Start of Block

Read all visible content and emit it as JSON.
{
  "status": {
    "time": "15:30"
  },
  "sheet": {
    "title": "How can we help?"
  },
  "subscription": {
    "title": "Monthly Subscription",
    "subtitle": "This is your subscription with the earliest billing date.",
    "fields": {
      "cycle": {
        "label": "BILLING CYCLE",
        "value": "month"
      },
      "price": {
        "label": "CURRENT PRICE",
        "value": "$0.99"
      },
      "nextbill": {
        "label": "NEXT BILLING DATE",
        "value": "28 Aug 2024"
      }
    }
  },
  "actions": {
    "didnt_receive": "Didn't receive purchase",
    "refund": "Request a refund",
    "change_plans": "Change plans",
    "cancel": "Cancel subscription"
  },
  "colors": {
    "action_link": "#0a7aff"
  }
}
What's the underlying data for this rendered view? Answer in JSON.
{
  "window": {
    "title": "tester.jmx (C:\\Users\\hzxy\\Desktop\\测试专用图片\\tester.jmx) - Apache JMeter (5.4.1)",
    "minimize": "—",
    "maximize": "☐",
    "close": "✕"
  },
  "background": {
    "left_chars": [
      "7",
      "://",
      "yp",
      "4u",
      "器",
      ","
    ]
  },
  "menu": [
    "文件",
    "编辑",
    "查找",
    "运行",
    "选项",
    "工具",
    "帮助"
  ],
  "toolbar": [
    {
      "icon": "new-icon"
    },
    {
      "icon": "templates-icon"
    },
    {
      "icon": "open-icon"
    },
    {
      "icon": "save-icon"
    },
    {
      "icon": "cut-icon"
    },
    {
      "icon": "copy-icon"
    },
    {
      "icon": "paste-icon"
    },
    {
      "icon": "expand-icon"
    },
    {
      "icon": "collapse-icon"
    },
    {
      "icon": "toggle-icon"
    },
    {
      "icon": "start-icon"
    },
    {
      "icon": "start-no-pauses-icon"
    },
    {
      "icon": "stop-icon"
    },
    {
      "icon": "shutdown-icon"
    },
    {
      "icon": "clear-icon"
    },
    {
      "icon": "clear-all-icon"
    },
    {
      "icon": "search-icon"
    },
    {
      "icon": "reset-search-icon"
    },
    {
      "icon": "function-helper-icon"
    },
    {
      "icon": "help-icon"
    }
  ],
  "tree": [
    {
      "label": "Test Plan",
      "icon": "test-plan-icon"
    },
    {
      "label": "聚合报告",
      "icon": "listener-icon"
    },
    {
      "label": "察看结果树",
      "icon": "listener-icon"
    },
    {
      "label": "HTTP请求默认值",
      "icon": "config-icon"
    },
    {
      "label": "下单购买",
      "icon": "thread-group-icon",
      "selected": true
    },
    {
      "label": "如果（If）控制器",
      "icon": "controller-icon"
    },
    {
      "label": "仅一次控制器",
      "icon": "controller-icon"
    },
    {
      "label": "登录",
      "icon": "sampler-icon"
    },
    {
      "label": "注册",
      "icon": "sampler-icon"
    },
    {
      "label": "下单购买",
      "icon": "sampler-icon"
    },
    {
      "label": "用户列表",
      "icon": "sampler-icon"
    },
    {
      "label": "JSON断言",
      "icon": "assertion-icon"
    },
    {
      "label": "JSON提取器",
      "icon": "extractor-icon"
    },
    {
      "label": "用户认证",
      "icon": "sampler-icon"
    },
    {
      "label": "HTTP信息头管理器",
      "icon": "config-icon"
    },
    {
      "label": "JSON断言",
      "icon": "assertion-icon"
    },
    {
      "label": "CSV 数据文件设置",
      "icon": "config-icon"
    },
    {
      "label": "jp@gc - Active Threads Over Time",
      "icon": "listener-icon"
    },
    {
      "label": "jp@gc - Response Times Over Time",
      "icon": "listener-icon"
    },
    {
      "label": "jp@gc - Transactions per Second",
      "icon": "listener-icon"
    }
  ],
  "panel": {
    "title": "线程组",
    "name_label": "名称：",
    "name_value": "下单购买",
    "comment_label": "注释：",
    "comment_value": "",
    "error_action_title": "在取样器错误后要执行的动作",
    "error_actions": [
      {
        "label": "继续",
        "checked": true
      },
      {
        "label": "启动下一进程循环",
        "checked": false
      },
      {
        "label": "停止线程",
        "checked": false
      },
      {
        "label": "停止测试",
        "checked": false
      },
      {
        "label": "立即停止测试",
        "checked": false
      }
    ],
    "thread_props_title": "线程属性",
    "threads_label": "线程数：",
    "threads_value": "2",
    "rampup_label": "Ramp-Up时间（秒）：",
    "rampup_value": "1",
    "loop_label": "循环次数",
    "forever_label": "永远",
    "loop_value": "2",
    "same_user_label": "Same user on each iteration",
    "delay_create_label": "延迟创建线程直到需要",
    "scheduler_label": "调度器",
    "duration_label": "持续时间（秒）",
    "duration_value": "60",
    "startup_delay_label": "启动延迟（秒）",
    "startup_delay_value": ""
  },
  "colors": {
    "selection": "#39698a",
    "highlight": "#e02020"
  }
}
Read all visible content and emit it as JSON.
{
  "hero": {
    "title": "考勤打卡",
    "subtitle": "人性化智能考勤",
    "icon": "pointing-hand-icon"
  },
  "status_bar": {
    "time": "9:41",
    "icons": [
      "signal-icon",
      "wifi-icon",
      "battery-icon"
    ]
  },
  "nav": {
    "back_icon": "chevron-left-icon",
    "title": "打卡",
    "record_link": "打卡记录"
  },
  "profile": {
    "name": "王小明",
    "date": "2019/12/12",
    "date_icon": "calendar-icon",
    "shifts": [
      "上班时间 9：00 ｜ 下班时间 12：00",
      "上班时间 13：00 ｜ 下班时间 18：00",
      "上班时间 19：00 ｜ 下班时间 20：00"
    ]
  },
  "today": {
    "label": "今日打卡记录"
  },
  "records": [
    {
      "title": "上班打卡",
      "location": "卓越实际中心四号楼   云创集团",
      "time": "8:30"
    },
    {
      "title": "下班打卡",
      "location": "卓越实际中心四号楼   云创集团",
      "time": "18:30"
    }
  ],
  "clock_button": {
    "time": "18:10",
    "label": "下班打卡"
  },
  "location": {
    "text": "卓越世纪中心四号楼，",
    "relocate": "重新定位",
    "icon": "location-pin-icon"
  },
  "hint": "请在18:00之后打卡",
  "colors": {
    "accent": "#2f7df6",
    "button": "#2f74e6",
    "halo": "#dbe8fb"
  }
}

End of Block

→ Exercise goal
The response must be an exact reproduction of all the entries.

→ Finished task
Read all visible content and emit it as JSON.
{
  "status": {
    "time": "15:30"
  },
  "sheet": {
    "title": "How can we help?"
  },
  "subscription": {
    "title": "Monthly Subscription",
    "subtitle": "This is your subscription with the earliest billing date.",
    "fields": {
      "cycle": {
        "label": "BILLING CYCLE",
        "value": "month"
      },
      "price": {
        "label": "CURRENT PRICE",
        "value": "$0.99"
      },
      "nextbill": {
        "label": "NEXT BILLING DATE",
        "value": "28 Aug 2024"
      }
    }
  },
  "actions": {
    "didnt_receive": "Didn't receive purchase",
    "refund": "Request a refund",
    "change_plans": "Change plans",
    "cancel": "Cancel subscription"
  },
  "colors": {
    "action_link": "#0a7aff"
  }
}
What's the underlying data for this rendered view? Answer in JSON.
{
  "window": {
    "title": "tester.jmx (C:\\Users\\hzxy\\Desktop\\测试专用图片\\tester.jmx) - Apache JMeter (5.4.1)",
    "minimize": "—",
    "maximize": "☐",
    "close": "✕"
  },
  "background": {
    "left_chars": [
      "7",
      "://",
      "yp",
      "4u",
      "器",
      ","
    ]
  },
  "menu": [
    "文件",
    "编辑",
    "查找",
    "运行",
    "选项",
    "工具",
    "帮助"
  ],
  "toolbar": [
    {
      "icon": "new-icon"
    },
    {
      "icon": "templates-icon"
    },
    {
      "icon": "open-icon"
    },
    {
      "icon": "save-icon"
    },
    {
      "icon": "cut-icon"
    },
    {
      "icon": "copy-icon"
    },
    {
      "icon": "paste-icon"
    },
    {
      "icon": "expand-icon"
    },
    {
      "icon": "collapse-icon"
    },
    {
      "icon": "toggle-icon"
    },
    {
      "icon": "start-icon"
    },
    {
      "icon": "start-no-pauses-icon"
    },
    {
      "icon": "stop-icon"
    },
    {
      "icon": "shutdown-icon"
    },
    {
      "icon": "clear-icon"
    },
    {
      "icon": "clear-all-icon"
    },
    {
      "icon": "search-icon"
    },
    {
      "icon": "reset-search-icon"
    },
    {
      "icon": "function-helper-icon"
    },
    {
      "icon": "help-icon"
    }
  ],
  "tree": [
    {
      "label": "Test Plan",
      "icon": "test-plan-icon"
    },
    {
      "label": "聚合报告",
      "icon": "listener-icon"
    },
    {
      "label": "察看结果树",
      "icon": "listener-icon"
    },
    {
      "label": "HTTP请求默认值",
      "icon": "config-icon"
    },
    {
      "label": "下单购买",
      "icon": "thread-group-icon",
      "selected": true
    },
    {
      "label": "如果（If）控制器",
      "icon": "controller-icon"
    },
    {
      "label": "仅一次控制器",
      "icon": "controller-icon"
    },
    {
      "label": "登录",
      "icon": "sampler-icon"
    },
    {
      "label": "注册",
      "icon": "sampler-icon"
    },
    {
      "label": "下单购买",
      "icon": "sampler-icon"
    },
    {
      "label": "用户列表",
      "icon": "sampler-icon"
    },
    {
      "label": "JSON断言",
      "icon": "assertion-icon"
    },
    {
      "label": "JSON提取器",
      "icon": "extractor-icon"
    },
    {
      "label": "用户认证",
      "icon": "sampler-icon"
    },
    {
      "label": "HTTP信息头管理器",
      "icon": "config-icon"
    },
    {
      "label": "JSON断言",
      "icon": "assertion-icon"
    },
    {
      "label": "CSV 数据文件设置",
      "icon": "config-icon"
    },
    {
      "label": "jp@gc - Active Threads Over Time",
      "icon": "listener-icon"
    },
    {
      "label": "jp@gc - Response Times Over Time",
      "icon": "listener-icon"
    },
    {
      "label": "jp@gc - Transactions per Second",
      "icon": "listener-icon"
    }
  ],
  "panel": {
    "title": "线程组",
    "name_label": "名称：",
    "name_value": "下单购买",
    "comment_label": "注释：",
    "comment_value": "",
    "error_action_title": "在取样器错误后要执行的动作",
    "error_actions": [
      {
        "label": "继续",
        "checked": true
      },
      {
        "label": "启动下一进程循环",
        "checked": false
      },
      {
        "label": "停止线程",
        "checked": false
      },
      {
        "label": "停止测试",
        "checked": false
      },
      {
        "label": "立即停止测试",
        "checked": false
      }
    ],
    "thread_props_title": "线程属性",
    "threads_label": "线程数：",
    "threads_value": "2",
    "rampup_label": "Ramp-Up时间（秒）：",
    "rampup_value": "1",
    "loop_label": "循环次数",
    "forever_label": "永远",
    "loop_value": "2",
    "same_user_label": "Same user on each iteration",
    "delay_create_label": "延迟创建线程直到需要",
    "scheduler_label": "调度器",
    "duration_label": "持续时间（秒）",
    "duration_value": "60",
    "startup_delay_label": "启动延迟（秒）",
    "startup_delay_value": ""
  },
  "colors": {
    "selection": "#39698a",
    "highlight": "#e02020"
  }
}
Read all visible content and emit it as JSON.
{
  "hero": {
    "title": "考勤打卡",
    "subtitle": "人性化智能考勤",
    "icon": "pointing-hand-icon"
  },
  "status_bar": {
    "time": "9:41",
    "icons": [
      "signal-icon",
      "wifi-icon",
      "battery-icon"
    ]
  },
  "nav": {
    "back_icon": "chevron-left-icon",
    "title": "打卡",
    "record_link": "打卡记录"
  },
  "profile": {
    "name": "王小明",
    "date": "2019/12/12",
    "date_icon": "calendar-icon",
    "shifts": [
      "上班时间 9：00 ｜ 下班时间 12：00",
      "上班时间 13：00 ｜ 下班时间 18：00",
      "上班时间 19：00 ｜ 下班时间 20：00"
    ]
  },
  "today": {
    "label": "今日打卡记录"
  },
  "records": [
    {
      "title": "上班打卡",
      "location": "卓越实际中心四号楼   云创集团",
      "time": "8:30"
    },
    {
      "title": "下班打卡",
      "location": "卓越实际中心四号楼   云创集团",
      "time": "18:30"
    }
  ],
  "clock_button": {
    "time": "18:10",
    "label": "下班打卡"
  },
  "location": {
    "text": "卓越世纪中心四号楼，",
    "relocate": "重新定位",
    "icon": "location-pin-icon"
  },
  "hint": "请在18:00之后打卡",
  "colors": {
    "accent": "#2f7df6",
    "button": "#2f74e6",
    "halo": "#dbe8fb"
  }
}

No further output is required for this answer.